EAGLE MOUNTAIN It took about five years, but Eagle Mountain has finally cut through the last piece of red tape and obtained approval to sell the city-owned telecommunications system.
In an order announced Wednesday, the Federal Communications Commission said it will allow the sale of Eagle Mountain Telecomm the sole provider of telecommunications services in Eagle Mountain to Direct Communications, an Idaho-based company.
"This has been a long time coming," City Manager Chris Hillman said. "We knew it would take a while, but we did not think it would take this long."
Eagle Mountain began negotiating with Direct Communications in 2000, and in November 2002, an overwhelming majority of residents (94 percent) approved a proposed sale in a referendum.
The deal appeared to be near closing last year when city officials discovered a prior FCC ruling would require FCC review and permission, Hillman said.
The ruling does not require commission approval for the sale itself, but it does require the FCC to sign off on a number of waivers to allow the system to move from public to private ownership.
The FCC also had to approve Direct Communications' use of Rural Utility Service funds, which the government sets aside to provide financial assistance to rural utility systems.
When the contract with Direct Communications was drawn up, Hillman said the city's goal was to break even on the system. However, in the time it took to get the FCC waivers, the city has made a number of other capital investments in the system and paid down the debt, essentially creating some equity in the system.
The infrastructure improvements have made the system more valuable, Hillman said, and the final sale price will likely be higher than the proposed $6.3 million previously discussed, though the exact amount has yet to be negotiated.
About $4.5 million from the sale will be placed in an escrow account, where it will remain for about two years until the city calls in the bond used to build the system.
The City Council will determine how to use any remaining money from the sale.
The sale and the process of switching the system to private ownership are expected to be completed by Jan. 31, Hillman said.
Eagle Mountain residents can expect an immediate decrease in their phone bills. Because Direct Communications is a private company, it is subject to price regulations that did not affect Eagle Mountain as a municipality.
Residents can expect the base rate for basic phone service to fall from $27 per month to just below $20, Hillman said.
Workers at Direct Communications were also reveling in the FCC's order Wednesday.
"We believe it's a very good order," said Kip Wilson, general manager of Direct Communications, Cedar Valley.
Direct Communications has about 1,500 phone customers, 1,200 cable customers and 2,500 Internet customers in its Idaho operation. The company also has systems in Oregon and Washington, but this will be its first venture in Utah.

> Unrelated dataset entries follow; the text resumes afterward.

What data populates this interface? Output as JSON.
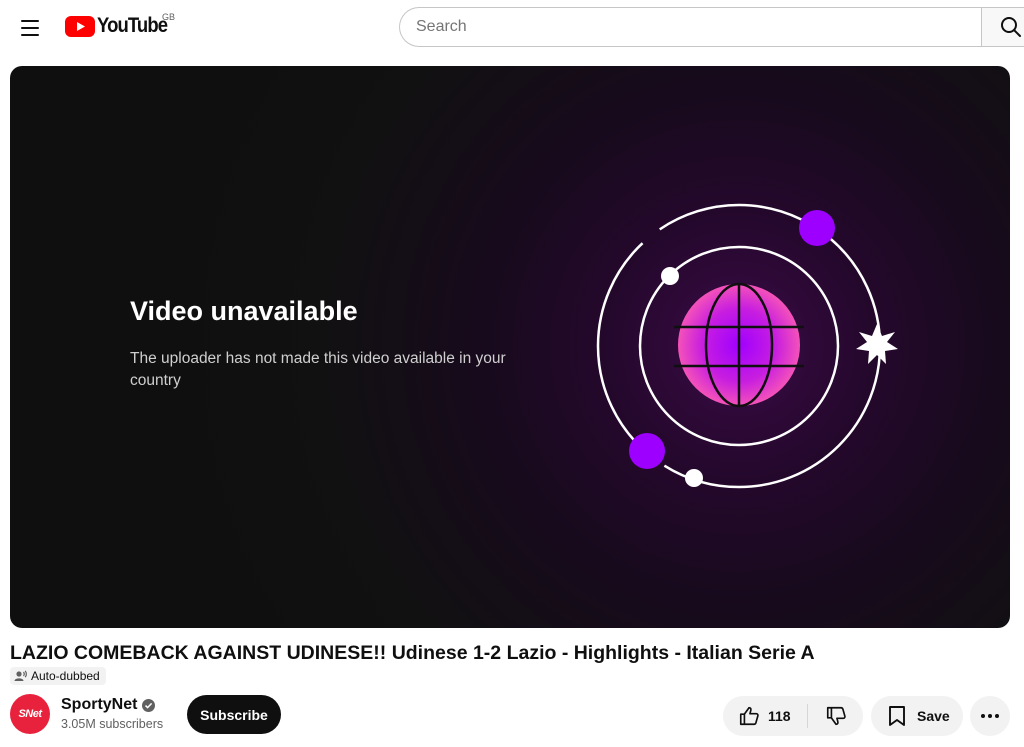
{
  "header": {
    "logo_text": "YouTube",
    "country_code": "GB",
    "search_placeholder": "Search",
    "menu_icon": "hamburger-menu-icon",
    "search_icon": "search-icon",
    "brand_color": "#ff0000"
  },
  "player": {
    "error_title": "Video unavailable",
    "error_message": "The uploader has not made this video available in your country",
    "accent_color": "#9d00ff"
  },
  "video": {
    "title": "LAZIO COMEBACK AGAINST UDINESE!! Udinese 1-2 Lazio - Highlights - Italian Serie A",
    "badge": "Auto-dubbed"
  },
  "channel": {
    "avatar_text": "SNet",
    "name": "SportyNet",
    "subscribers": "3.05M subscribers",
    "subscribe_label": "Subscribe",
    "avatar_color": "#e8223c"
  },
  "actions": {
    "like_count": "118",
    "save_label": "Save"
  }
}
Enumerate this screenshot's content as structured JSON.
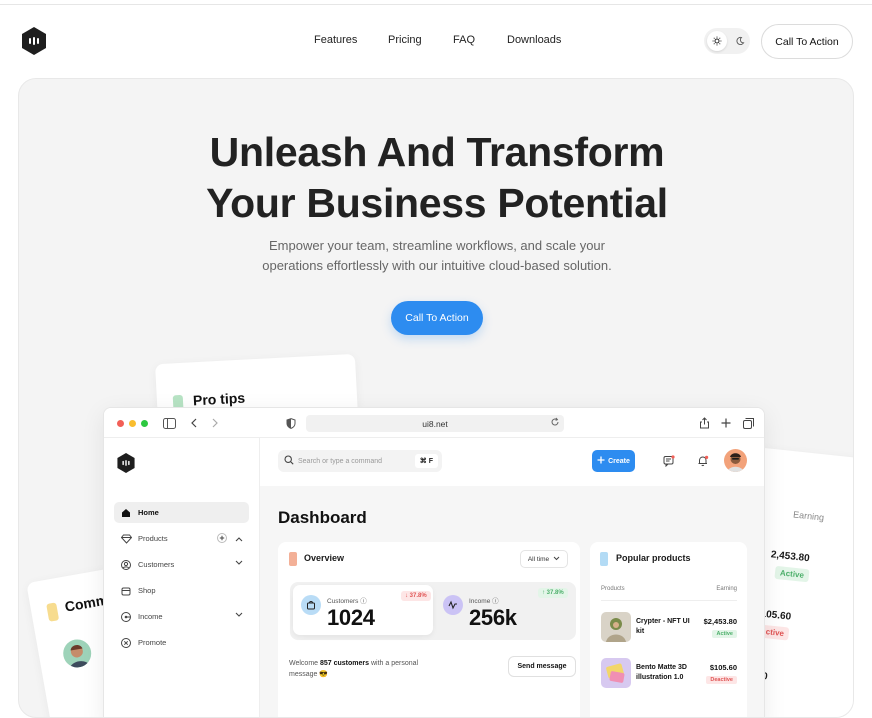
{
  "nav": {
    "links": [
      "Features",
      "Pricing",
      "FAQ",
      "Downloads"
    ],
    "cta": "Call To Action"
  },
  "hero": {
    "title_line1": "Unleash And Transform",
    "title_line2": "Your Business Potential",
    "subtitle_line1": "Empower your team, streamline workflows, and scale your",
    "subtitle_line2": "operations effortlessly with our intuitive cloud-based solution.",
    "cta": "Call To Action"
  },
  "bg_cards": {
    "tips": "Pro tips",
    "comm": "Comm",
    "earn_header": "Earning",
    "earn_values": [
      "2,453.80",
      "105.60",
      "3.60"
    ],
    "earn_badges": [
      "Active",
      "ctive"
    ]
  },
  "browser": {
    "url": "ui8.net"
  },
  "app": {
    "sidebar": [
      {
        "label": "Home",
        "icon": "home-icon"
      },
      {
        "label": "Products",
        "icon": "diamond-icon"
      },
      {
        "label": "Customers",
        "icon": "user-circle-icon"
      },
      {
        "label": "Shop",
        "icon": "shop-icon"
      },
      {
        "label": "Income",
        "icon": "income-icon"
      },
      {
        "label": "Promote",
        "icon": "promote-icon"
      }
    ],
    "search_placeholder": "Search or type a command",
    "search_shortcut": "⌘ F",
    "create_label": "Create",
    "page_title": "Dashboard",
    "overview": {
      "title": "Overview",
      "range": "All time",
      "customers_label": "Customers",
      "customers_value": "1024",
      "customers_change": "37.8%",
      "income_label": "Income",
      "income_value": "256k",
      "income_change": "37.8%",
      "welcome_prefix": "Welcome ",
      "welcome_count": "857 customers",
      "welcome_suffix": " with a personal message 😎",
      "send_label": "Send message"
    },
    "popular": {
      "title": "Popular products",
      "col_products": "Products",
      "col_earning": "Earning",
      "items": [
        {
          "name": "Crypter - NFT UI kit",
          "price": "$2,453.80",
          "status": "Active"
        },
        {
          "name": "Bento Matte 3D illustration 1.0",
          "price": "$105.60",
          "status": "Deactive"
        }
      ]
    }
  },
  "colors": {
    "accent": "#2d8cf0",
    "active_green": "#4caf6a",
    "deactive_red": "#e05555"
  }
}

"We're looking to grow our operations, and we believe the system in Eagle Mountain will continue to grow," Wilson said. "Our plans in Eagle Mountain are to take care of existing customers and expand services to all residents of Eagle Mountain."Wilson credited interim mayor David Lifferth, former mayor Kelvin Bailey and the City Council for making the sale possible.